### Exercise objective
Report the count of lines in the records that contain "Safety", without any added text.

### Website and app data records
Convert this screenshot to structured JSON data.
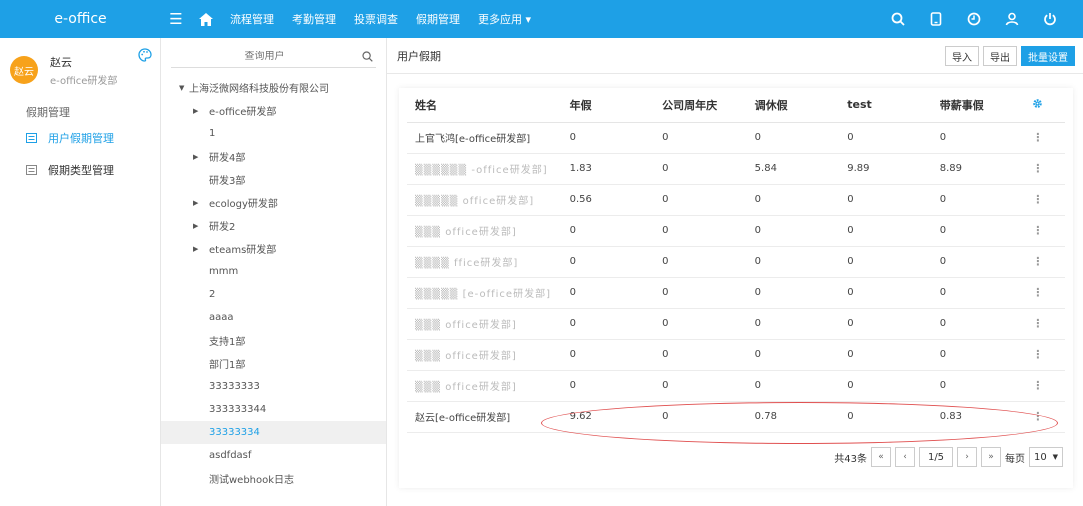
{
  "app": {
    "brand": "e-office"
  },
  "topnav": {
    "items": [
      "流程管理",
      "考勤管理",
      "投票调查",
      "假期管理"
    ],
    "more": "更多应用 ▾"
  },
  "user": {
    "name": "赵云",
    "dept": "e-office研发部",
    "avatar_text": "赵云"
  },
  "sidebar": {
    "group": "假期管理",
    "items": [
      {
        "label": "用户假期管理",
        "active": true
      },
      {
        "label": "假期类型管理",
        "active": false
      }
    ]
  },
  "tree": {
    "search_placeholder": "查询用户",
    "root": "上海泛微网络科技股份有限公司",
    "nodes": [
      {
        "label": "e-office研发部",
        "expandable": true
      },
      {
        "label": "1",
        "expandable": false
      },
      {
        "label": "研发4部",
        "expandable": true
      },
      {
        "label": "研发3部",
        "expandable": false
      },
      {
        "label": "ecology研发部",
        "expandable": true
      },
      {
        "label": "研发2",
        "expandable": true
      },
      {
        "label": "eteams研发部",
        "expandable": true
      },
      {
        "label": "mmm",
        "expandable": false
      },
      {
        "label": "2",
        "expandable": false
      },
      {
        "label": "aaaa",
        "expandable": false
      },
      {
        "label": "支持1部",
        "expandable": false
      },
      {
        "label": "部门1部",
        "expandable": false
      },
      {
        "label": "33333333",
        "expandable": false
      },
      {
        "label": "333333344",
        "expandable": false
      },
      {
        "label": "33333334",
        "expandable": false,
        "selected": true
      },
      {
        "label": "asdfdasf",
        "expandable": false
      },
      {
        "label": "测试webhook日志",
        "expandable": false
      }
    ]
  },
  "content": {
    "title": "用户假期",
    "buttons": {
      "import": "导入",
      "export": "导出",
      "batch": "批量设置"
    },
    "table": {
      "headers": [
        "姓名",
        "年假",
        "公司周年庆",
        "调休假",
        "test",
        "带薪事假"
      ],
      "rows": [
        [
          "上官飞鸿[e-office研发部]",
          "0",
          "0",
          "0",
          "0",
          "0"
        ],
        [
          "▒▒▒▒▒▒ -office研发部]",
          "1.83",
          "0",
          "5.84",
          "9.89",
          "8.89"
        ],
        [
          "▒▒▒▒▒ office研发部]",
          "0.56",
          "0",
          "0",
          "0",
          "0"
        ],
        [
          "▒▒▒ office研发部]",
          "0",
          "0",
          "0",
          "0",
          "0"
        ],
        [
          "▒▒▒▒ ffice研发部]",
          "0",
          "0",
          "0",
          "0",
          "0"
        ],
        [
          "▒▒▒▒▒ [e-office研发部]",
          "0",
          "0",
          "0",
          "0",
          "0"
        ],
        [
          "▒▒▒ office研发部]",
          "0",
          "0",
          "0",
          "0",
          "0"
        ],
        [
          "▒▒▒ office研发部]",
          "0",
          "0",
          "0",
          "0",
          "0"
        ],
        [
          "▒▒▒ office研发部]",
          "0",
          "0",
          "0",
          "0",
          "0"
        ],
        [
          "赵云[e-office研发部]",
          "9.62",
          "0",
          "0.78",
          "0",
          "0.83"
        ]
      ]
    },
    "pager": {
      "total": "共43条",
      "first": "«",
      "prev": "‹",
      "page": "1/5",
      "next": "›",
      "last": "»",
      "per_page_label": "每页",
      "per_page": "10"
    }
  },
  "colors": {
    "primary": "#1ea0e6",
    "avatar": "#f7a21b",
    "highlight": "#e05050"
  }
}
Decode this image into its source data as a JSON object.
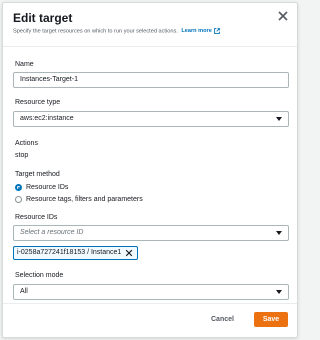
{
  "header": {
    "title": "Edit target",
    "subtitle": "Specify the target resources on which to run your selected actions.",
    "learn_more": "Learn more"
  },
  "fields": {
    "name_label": "Name",
    "name_value": "Instances-Target-1",
    "resource_type_label": "Resource type",
    "resource_type_value": "aws:ec2:instance",
    "actions_label": "Actions",
    "actions_value": "stop",
    "target_method_label": "Target method",
    "target_method_options": [
      {
        "label": "Resource IDs",
        "checked": true
      },
      {
        "label": "Resource tags, filters and parameters",
        "checked": false
      }
    ],
    "resource_ids_label": "Resource IDs",
    "resource_ids_placeholder": "Select a resource ID",
    "resource_ids_tokens": [
      "i-0258a727241f18153 / Instance1"
    ],
    "selection_mode_label": "Selection mode",
    "selection_mode_value": "All"
  },
  "footer": {
    "cancel_label": "Cancel",
    "save_label": "Save"
  },
  "colors": {
    "accent": "#0073bb",
    "primary_button": "#ec7211"
  },
  "icons": {
    "close": "close-icon",
    "external_link": "external-link-icon",
    "dropdown": "chevron-down-icon",
    "remove_token": "remove-token-icon"
  }
}
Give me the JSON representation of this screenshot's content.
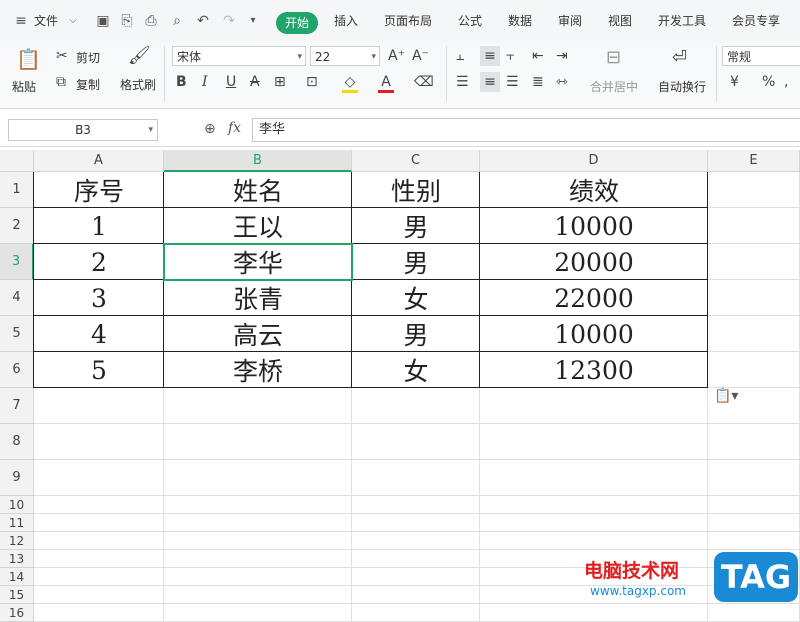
{
  "menubar": {
    "file": "文件",
    "tabs": [
      "开始",
      "插入",
      "页面布局",
      "公式",
      "数据",
      "审阅",
      "视图",
      "开发工具",
      "会员专享"
    ]
  },
  "ribbon": {
    "paste": "粘贴",
    "cut": "剪切",
    "copy": "复制",
    "format_painter": "格式刷",
    "font_name": "宋体",
    "font_size": "22",
    "merge_center": "合并居中",
    "wrap_text": "自动换行",
    "number_format": "常规",
    "currency_symbol": "¥",
    "percent_symbol": "%"
  },
  "formula_bar": {
    "name_box": "B3",
    "fx": "fx",
    "content": "李华"
  },
  "sheet": {
    "columns": [
      "A",
      "B",
      "C",
      "D",
      "E"
    ],
    "rows": [
      "1",
      "2",
      "3",
      "4",
      "5",
      "6",
      "7",
      "8",
      "9",
      "10",
      "11",
      "12",
      "13",
      "14",
      "15",
      "16"
    ],
    "selected_cell": "B3",
    "data": [
      [
        "序号",
        "姓名",
        "性别",
        "绩效"
      ],
      [
        "1",
        "王以",
        "男",
        "10000"
      ],
      [
        "2",
        "李华",
        "男",
        "20000"
      ],
      [
        "3",
        "张青",
        "女",
        "22000"
      ],
      [
        "4",
        "高云",
        "男",
        "10000"
      ],
      [
        "5",
        "李桥",
        "女",
        "12300"
      ]
    ]
  },
  "watermark": {
    "site_name": "电脑技术网",
    "site_url": "www.tagxp.com",
    "logo": "TAG"
  },
  "colors": {
    "accent": "#20a56b",
    "watermark_red": "#e02020",
    "logo_blue": "#1a8ad4"
  }
}
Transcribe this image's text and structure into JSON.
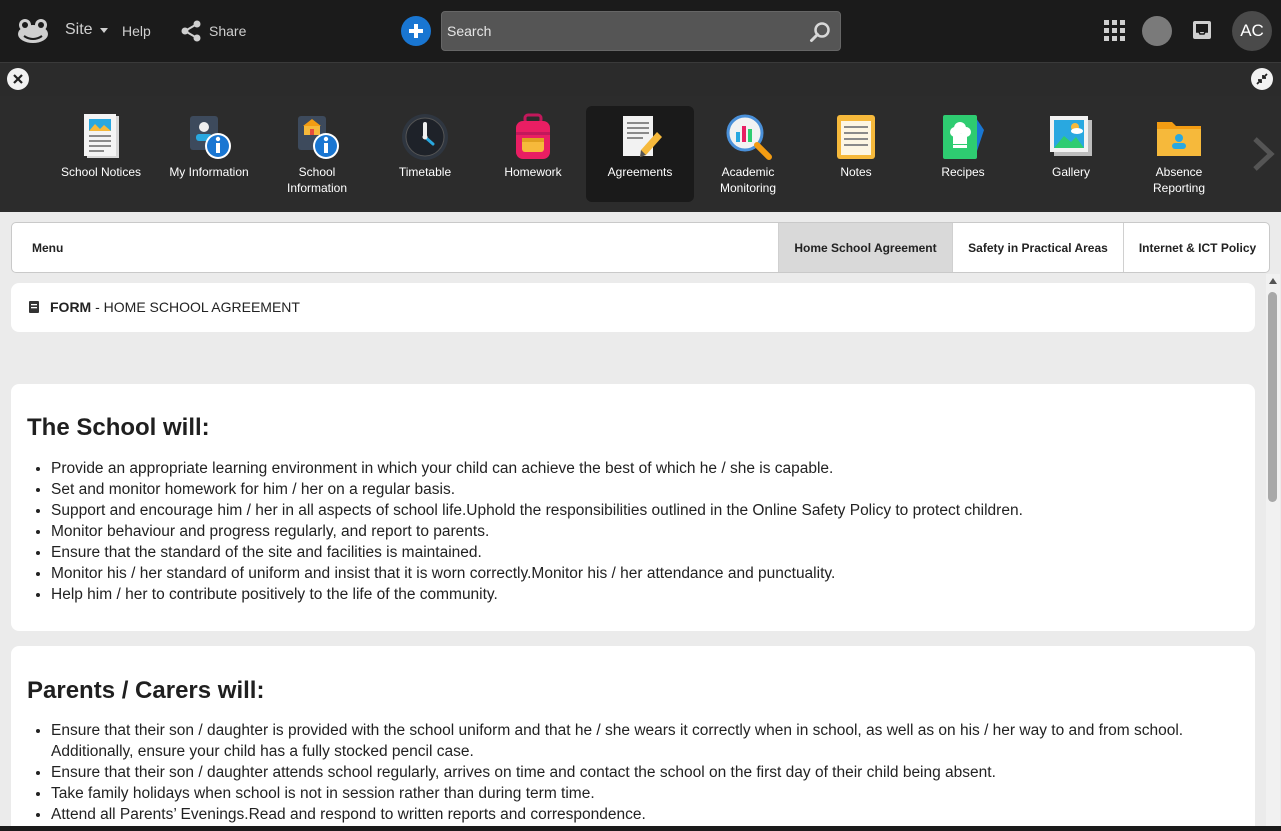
{
  "topbar": {
    "site_label": "Site",
    "help_label": "Help",
    "share_label": "Share",
    "search_placeholder": "Search",
    "avatar_initials": "AC"
  },
  "apps": [
    {
      "label": "School Notices",
      "icon": "newspaper-icon",
      "active": false
    },
    {
      "label": "My Information",
      "icon": "person-info-icon",
      "active": false
    },
    {
      "label": "School Information",
      "icon": "school-info-icon",
      "active": false
    },
    {
      "label": "Timetable",
      "icon": "clock-icon",
      "active": false
    },
    {
      "label": "Homework",
      "icon": "backpack-icon",
      "active": false
    },
    {
      "label": "Agreements",
      "icon": "document-pen-icon",
      "active": true
    },
    {
      "label": "Academic Monitoring",
      "icon": "chart-magnifier-icon",
      "active": false
    },
    {
      "label": "Notes",
      "icon": "notepad-icon",
      "active": false
    },
    {
      "label": "Recipes",
      "icon": "chef-hat-book-icon",
      "active": false
    },
    {
      "label": "Gallery",
      "icon": "picture-icon",
      "active": false
    },
    {
      "label": "Absence Reporting",
      "icon": "folder-person-icon",
      "active": false
    }
  ],
  "submenu": {
    "menu_label": "Menu",
    "tabs": [
      {
        "label": "Home School Agreement",
        "active": true
      },
      {
        "label": "Safety in Practical Areas",
        "active": false
      },
      {
        "label": "Internet & ICT Policy",
        "active": false
      }
    ]
  },
  "breadcrumb": {
    "type": "FORM",
    "separator": " - ",
    "title": "HOME SCHOOL AGREEMENT"
  },
  "sections": [
    {
      "heading": "The School will:",
      "items": [
        "Provide an appropriate learning environment in which your child can achieve the best of which he / she is capable.",
        "Set and monitor homework for him / her on a regular basis.",
        "Support and encourage him / her in all aspects of school life.Uphold the responsibilities outlined in the Online Safety Policy to protect children.",
        "Monitor behaviour and progress regularly, and report to parents.",
        "Ensure that the standard of the site and facilities is maintained.",
        "Monitor his / her standard of uniform and insist that it is worn correctly.Monitor his / her attendance and punctuality.",
        "Help him / her to contribute positively to the life of the community."
      ]
    },
    {
      "heading": "Parents / Carers will:",
      "items": [
        "Ensure that their son / daughter is provided with the school uniform and that he / she wears it correctly when in school, as well as on his / her way to and from school. Additionally, ensure your child has a fully stocked pencil case.",
        "Ensure that their son / daughter attends school regularly, arrives on time and contact the school on the first day of their child being absent.",
        "Take family holidays when school is not in session rather than during term time.",
        "Attend all Parents’ Evenings.Read and respond to written reports and correspondence."
      ]
    }
  ],
  "colors": {
    "topbar_bg": "#1b1b1b",
    "appbar_bg": "#2c2c2c",
    "accent_blue": "#1976d2",
    "page_bg": "#ebebeb"
  }
}
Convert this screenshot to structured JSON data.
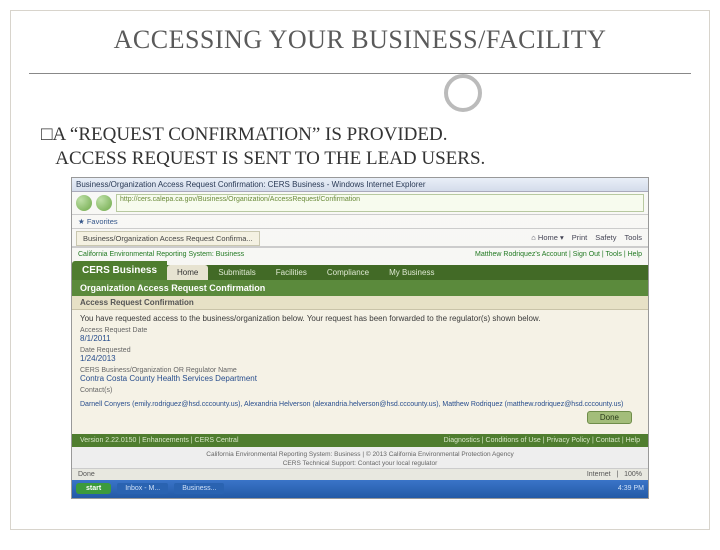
{
  "slide": {
    "title": "ACCESSING YOUR BUSINESS/FACILITY",
    "bullet_line1": "A “REQUEST CONFIRMATION” IS PROVIDED.",
    "bullet_line2": "ACCESS REQUEST IS SENT TO THE LEAD USERS."
  },
  "browser": {
    "window_title": "Business/Organization Access Request Confirmation: CERS Business - Windows Internet Explorer",
    "address": "http://cers.calepa.ca.gov/Business/Organization/AccessRequest/Confirmation",
    "fav_label": "Favorites",
    "tab_label": "Business/Organization Access Request Confirma...",
    "tool_home": "Home",
    "tool_print": "Print",
    "tool_safety": "Safety",
    "tool_tools": "Tools",
    "status_left": "Done",
    "status_right": "Internet",
    "zoom": "100%"
  },
  "cers": {
    "header_left": "California Environmental Reporting System: Business",
    "header_right": "Matthew Rodriquez's Account  |  Sign Out  |  Tools  |  Help",
    "brand": "CERS Business",
    "tabs": [
      "Home",
      "Submittals",
      "Facilities",
      "Compliance",
      "My Business"
    ],
    "panel_title": "Organization Access Request Confirmation",
    "panel_sub": "Access Request Confirmation",
    "intro": "You have requested access to the business/organization below. Your request has been forwarded to the regulator(s) shown below.",
    "f1_label": "Access Request Date",
    "f1_value": "8/1/2011",
    "f2_label": "Date Requested",
    "f2_value": "1/24/2013",
    "f3_label": "CERS Business/Organization OR Regulator Name",
    "f3_value": "Contra Costa County Health Services Department",
    "contacts_label": "Contact(s)",
    "contacts_text": "Darnell Conyers (emily.rodriguez@hsd.cccounty.us), Alexandria Helverson (alexandria.helverson@hsd.cccounty.us), Matthew Rodriquez (matthew.rodriquez@hsd.cccounty.us)",
    "done": "Done",
    "footer_left": "Version 2.22.0150 | Enhancements | CERS Central",
    "footer_right": "Diagnostics | Conditions of Use | Privacy Policy | Contact | Help",
    "footer_grey1": "California Environmental Reporting System: Business | © 2013 California Environmental Protection Agency",
    "footer_grey2": "CERS Technical Support: Contact your local regulator"
  },
  "taskbar": {
    "start": "start",
    "item1": "Inbox - M...",
    "item2": "Business...",
    "time": "4:39 PM"
  }
}
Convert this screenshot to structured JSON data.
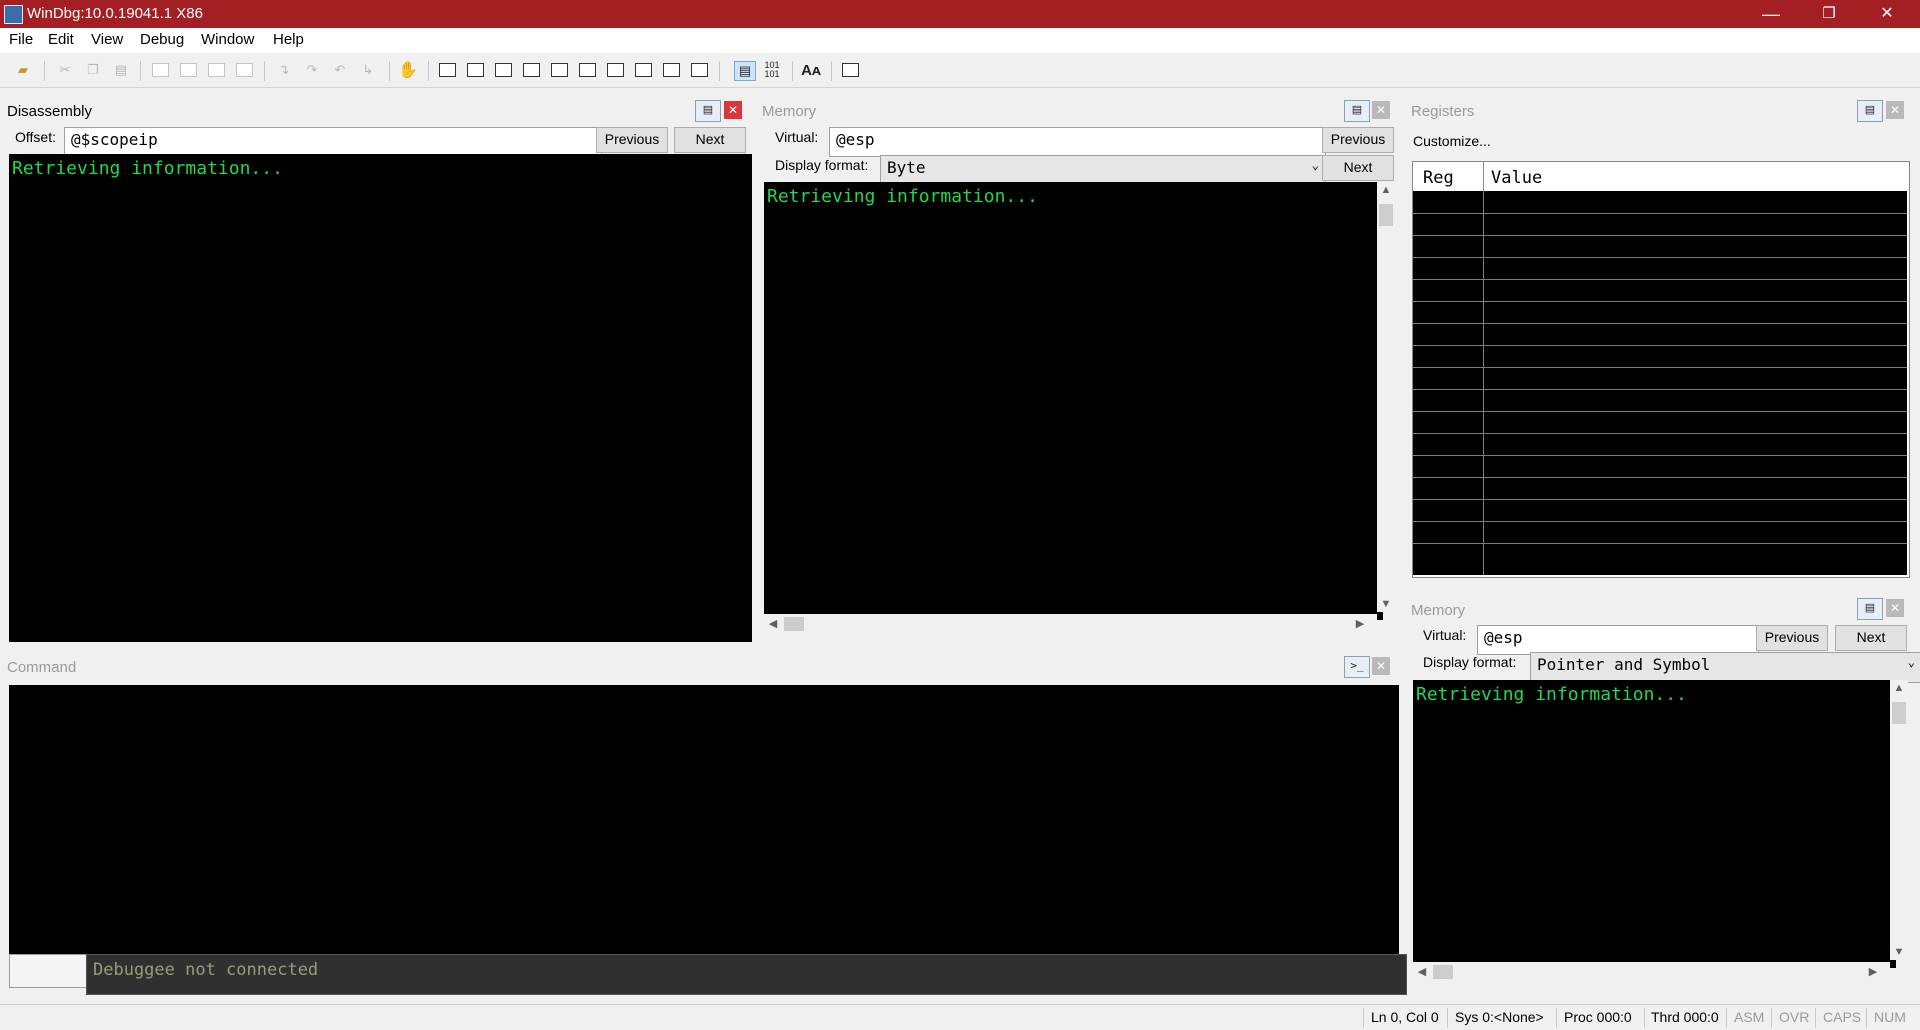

### Reply to the task
3